The third trait is divisiveness. This often comes from our home, particularly our family and relatives, where we learn about the differences amongst people. Our religion, culture and language are revered and celebrated in our families. Other people are different – and often implied to be not as good as us. We’ve all known an aunt or uncle who, though is a good person, holds rigid bias against Muslims, Dalits or people from different communities. Even today, most of India votes on one criterion – caste. Dalits vote for Dalits, Thakurs for Thakurs and Yadavs for Yadavs. In such a scenario, why would a politician do any real work? When we choose a mobile network, do we check if Airtel and Vodafone belong to a particular caste? No, we simply choose the provider based on the best value or service. Then, why do we vote for somebody simply because he has the same caste as ours?
We need mass self-psychotherapy for the three traits listed above. When we talk of change, you and i alone can’t replace a politician, or order a road to be built. However, we can change one thing – our mindset. And collectively, this alone has the power to make the biggest difference. We have to unlearn whatever is holding us back, and definitely break the cycle so we don’t pass on these traits to the next generation. Our children should think creatively, have opinions and speak up in class. They should learn what is wrong is wrong – no matter how big or small. And they shouldn’t hate other people on the basis of their background. Let us also resolve to start working on our own minds, right now. A change in mindset changes the way people vote, which in turn changes politicians.
And change does happen. In the 80s, we had movies like “Gunda” and “Khoon Pi Jaaonga”. Today, our movies have better content. They have changed. How? It is because our expectations from films have changed. Hence, the filmmakers had to change.

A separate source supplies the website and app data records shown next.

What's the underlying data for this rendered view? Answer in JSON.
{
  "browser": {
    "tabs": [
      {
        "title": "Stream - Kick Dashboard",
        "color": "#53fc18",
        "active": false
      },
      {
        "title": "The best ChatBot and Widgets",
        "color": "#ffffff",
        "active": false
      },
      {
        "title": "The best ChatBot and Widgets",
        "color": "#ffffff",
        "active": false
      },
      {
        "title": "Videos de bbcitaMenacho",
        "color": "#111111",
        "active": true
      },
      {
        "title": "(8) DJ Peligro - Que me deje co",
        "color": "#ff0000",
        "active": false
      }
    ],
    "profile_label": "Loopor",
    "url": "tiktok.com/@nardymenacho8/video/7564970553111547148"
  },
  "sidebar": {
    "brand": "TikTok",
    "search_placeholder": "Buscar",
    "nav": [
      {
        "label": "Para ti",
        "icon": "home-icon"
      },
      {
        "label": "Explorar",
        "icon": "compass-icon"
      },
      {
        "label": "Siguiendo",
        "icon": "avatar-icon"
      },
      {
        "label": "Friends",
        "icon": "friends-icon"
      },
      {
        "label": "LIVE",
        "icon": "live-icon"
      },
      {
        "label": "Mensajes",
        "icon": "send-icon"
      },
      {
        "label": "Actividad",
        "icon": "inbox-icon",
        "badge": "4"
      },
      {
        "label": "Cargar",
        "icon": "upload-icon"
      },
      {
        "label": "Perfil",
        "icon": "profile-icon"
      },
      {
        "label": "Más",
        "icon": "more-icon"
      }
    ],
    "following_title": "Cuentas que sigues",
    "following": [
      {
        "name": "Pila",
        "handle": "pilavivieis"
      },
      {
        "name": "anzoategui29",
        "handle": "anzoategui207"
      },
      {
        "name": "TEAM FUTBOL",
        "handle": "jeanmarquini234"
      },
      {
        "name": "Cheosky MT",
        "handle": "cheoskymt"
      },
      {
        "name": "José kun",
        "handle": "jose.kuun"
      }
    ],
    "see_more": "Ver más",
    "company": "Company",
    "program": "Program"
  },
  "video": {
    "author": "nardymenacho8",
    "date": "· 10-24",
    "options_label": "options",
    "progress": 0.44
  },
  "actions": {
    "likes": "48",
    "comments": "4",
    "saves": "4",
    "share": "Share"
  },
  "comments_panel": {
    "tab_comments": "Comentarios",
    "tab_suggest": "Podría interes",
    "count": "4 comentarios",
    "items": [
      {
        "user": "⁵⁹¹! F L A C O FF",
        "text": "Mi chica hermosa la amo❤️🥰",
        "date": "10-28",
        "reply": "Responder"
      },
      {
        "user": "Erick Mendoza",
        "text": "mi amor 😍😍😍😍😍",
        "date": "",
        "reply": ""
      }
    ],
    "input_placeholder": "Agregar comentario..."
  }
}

If we resolve today that we will vote on the basis of performance alone, we will encourage the voices against injustice and we will place an honest but less wealthy person on a higher pedestal than a corrupt but rich person. By doing so, we would contribute to India’s progress. If everyone who read this newspaper did this, it would be enough to change voting patterns in the next election. And then, maybe, we will start moving towards a better India. Are you on board?
September 26, 2010 ()